= Task description =
Where does the string "userLogoutDTO" occur in the records below? Copy every line that holds it.

Collection entries
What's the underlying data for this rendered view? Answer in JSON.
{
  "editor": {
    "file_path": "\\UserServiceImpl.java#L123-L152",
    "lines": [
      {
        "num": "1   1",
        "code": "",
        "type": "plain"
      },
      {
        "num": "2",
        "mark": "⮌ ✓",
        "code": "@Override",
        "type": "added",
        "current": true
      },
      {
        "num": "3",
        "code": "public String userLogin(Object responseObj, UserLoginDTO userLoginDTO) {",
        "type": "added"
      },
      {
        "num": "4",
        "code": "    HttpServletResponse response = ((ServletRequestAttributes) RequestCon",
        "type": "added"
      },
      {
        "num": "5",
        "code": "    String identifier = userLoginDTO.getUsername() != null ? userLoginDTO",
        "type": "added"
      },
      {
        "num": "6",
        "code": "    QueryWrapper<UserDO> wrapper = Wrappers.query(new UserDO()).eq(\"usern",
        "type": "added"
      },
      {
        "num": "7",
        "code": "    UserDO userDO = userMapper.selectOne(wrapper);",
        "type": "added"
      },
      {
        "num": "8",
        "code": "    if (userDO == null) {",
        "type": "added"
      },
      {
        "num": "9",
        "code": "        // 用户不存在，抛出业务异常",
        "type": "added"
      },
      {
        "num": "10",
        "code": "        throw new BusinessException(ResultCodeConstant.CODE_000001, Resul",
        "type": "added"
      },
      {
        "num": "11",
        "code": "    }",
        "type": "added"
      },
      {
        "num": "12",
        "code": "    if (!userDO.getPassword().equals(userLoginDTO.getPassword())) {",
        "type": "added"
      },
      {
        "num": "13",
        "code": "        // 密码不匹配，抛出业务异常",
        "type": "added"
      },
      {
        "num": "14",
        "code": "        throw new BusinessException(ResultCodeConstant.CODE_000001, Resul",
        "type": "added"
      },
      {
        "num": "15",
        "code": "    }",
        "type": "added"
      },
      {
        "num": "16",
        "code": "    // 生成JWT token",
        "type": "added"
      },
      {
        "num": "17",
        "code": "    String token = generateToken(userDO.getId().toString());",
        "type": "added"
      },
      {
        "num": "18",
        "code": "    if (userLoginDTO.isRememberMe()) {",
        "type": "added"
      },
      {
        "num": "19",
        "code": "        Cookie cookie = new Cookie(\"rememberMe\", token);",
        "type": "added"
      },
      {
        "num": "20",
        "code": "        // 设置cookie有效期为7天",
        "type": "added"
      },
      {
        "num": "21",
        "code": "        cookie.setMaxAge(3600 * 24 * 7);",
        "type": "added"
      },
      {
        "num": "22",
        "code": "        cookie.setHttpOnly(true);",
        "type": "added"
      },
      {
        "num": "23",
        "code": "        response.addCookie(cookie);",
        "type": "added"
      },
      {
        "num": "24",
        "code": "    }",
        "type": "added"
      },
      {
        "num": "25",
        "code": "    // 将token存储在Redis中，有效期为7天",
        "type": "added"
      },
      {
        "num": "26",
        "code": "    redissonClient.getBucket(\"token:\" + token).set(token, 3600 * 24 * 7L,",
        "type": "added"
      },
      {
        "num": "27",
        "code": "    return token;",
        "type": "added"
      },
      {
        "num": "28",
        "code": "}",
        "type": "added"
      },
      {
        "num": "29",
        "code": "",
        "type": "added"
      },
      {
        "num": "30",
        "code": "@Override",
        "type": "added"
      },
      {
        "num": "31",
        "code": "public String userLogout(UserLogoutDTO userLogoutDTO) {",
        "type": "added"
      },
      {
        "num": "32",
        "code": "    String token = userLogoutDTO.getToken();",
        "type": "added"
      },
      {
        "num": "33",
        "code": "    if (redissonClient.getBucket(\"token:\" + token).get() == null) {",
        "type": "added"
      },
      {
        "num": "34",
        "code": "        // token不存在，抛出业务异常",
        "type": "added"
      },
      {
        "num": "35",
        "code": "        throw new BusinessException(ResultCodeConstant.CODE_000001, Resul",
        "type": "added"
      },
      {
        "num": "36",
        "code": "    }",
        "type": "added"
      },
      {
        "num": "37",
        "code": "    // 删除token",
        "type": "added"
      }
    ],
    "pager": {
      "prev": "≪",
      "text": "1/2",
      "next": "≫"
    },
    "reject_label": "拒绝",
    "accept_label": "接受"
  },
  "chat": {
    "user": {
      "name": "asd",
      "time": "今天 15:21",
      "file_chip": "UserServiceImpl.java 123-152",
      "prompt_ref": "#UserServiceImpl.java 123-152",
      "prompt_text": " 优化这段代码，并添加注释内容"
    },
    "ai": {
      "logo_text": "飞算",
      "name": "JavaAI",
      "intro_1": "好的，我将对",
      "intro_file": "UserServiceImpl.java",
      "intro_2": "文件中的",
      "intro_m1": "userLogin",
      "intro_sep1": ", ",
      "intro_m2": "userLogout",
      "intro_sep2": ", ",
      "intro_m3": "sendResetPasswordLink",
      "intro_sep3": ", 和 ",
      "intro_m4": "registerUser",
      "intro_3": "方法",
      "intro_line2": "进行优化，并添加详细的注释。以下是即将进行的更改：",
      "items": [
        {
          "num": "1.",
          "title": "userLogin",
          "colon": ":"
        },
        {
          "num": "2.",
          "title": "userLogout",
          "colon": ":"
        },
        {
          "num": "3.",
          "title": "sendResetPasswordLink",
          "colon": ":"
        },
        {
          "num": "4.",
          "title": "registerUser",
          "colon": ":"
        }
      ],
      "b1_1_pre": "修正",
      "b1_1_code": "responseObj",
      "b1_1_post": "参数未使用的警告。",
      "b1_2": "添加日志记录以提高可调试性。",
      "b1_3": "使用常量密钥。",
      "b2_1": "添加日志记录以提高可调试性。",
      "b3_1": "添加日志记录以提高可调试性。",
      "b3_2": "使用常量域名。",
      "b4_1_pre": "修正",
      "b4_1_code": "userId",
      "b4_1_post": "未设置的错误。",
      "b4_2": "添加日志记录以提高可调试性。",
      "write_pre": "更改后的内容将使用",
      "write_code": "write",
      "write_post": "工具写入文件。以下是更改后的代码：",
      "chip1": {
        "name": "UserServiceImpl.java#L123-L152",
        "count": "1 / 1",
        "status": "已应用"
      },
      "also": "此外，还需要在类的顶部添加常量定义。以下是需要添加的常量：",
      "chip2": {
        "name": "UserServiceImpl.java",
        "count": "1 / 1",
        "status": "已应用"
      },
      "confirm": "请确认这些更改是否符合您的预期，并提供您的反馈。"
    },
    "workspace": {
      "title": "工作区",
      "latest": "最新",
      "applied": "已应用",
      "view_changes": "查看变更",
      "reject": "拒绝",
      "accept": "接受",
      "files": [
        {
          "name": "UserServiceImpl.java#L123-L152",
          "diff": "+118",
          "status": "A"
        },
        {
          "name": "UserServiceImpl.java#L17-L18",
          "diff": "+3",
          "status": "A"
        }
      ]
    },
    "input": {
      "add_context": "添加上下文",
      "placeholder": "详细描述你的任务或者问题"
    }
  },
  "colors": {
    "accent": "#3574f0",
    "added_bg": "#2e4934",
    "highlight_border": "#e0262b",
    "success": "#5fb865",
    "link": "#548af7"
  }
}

= Finished task =
        "code": "public String userLogout(UserLogoutDTO userLogoutDTO) {",
        "code": "    String token = userLogoutDTO.getToken();",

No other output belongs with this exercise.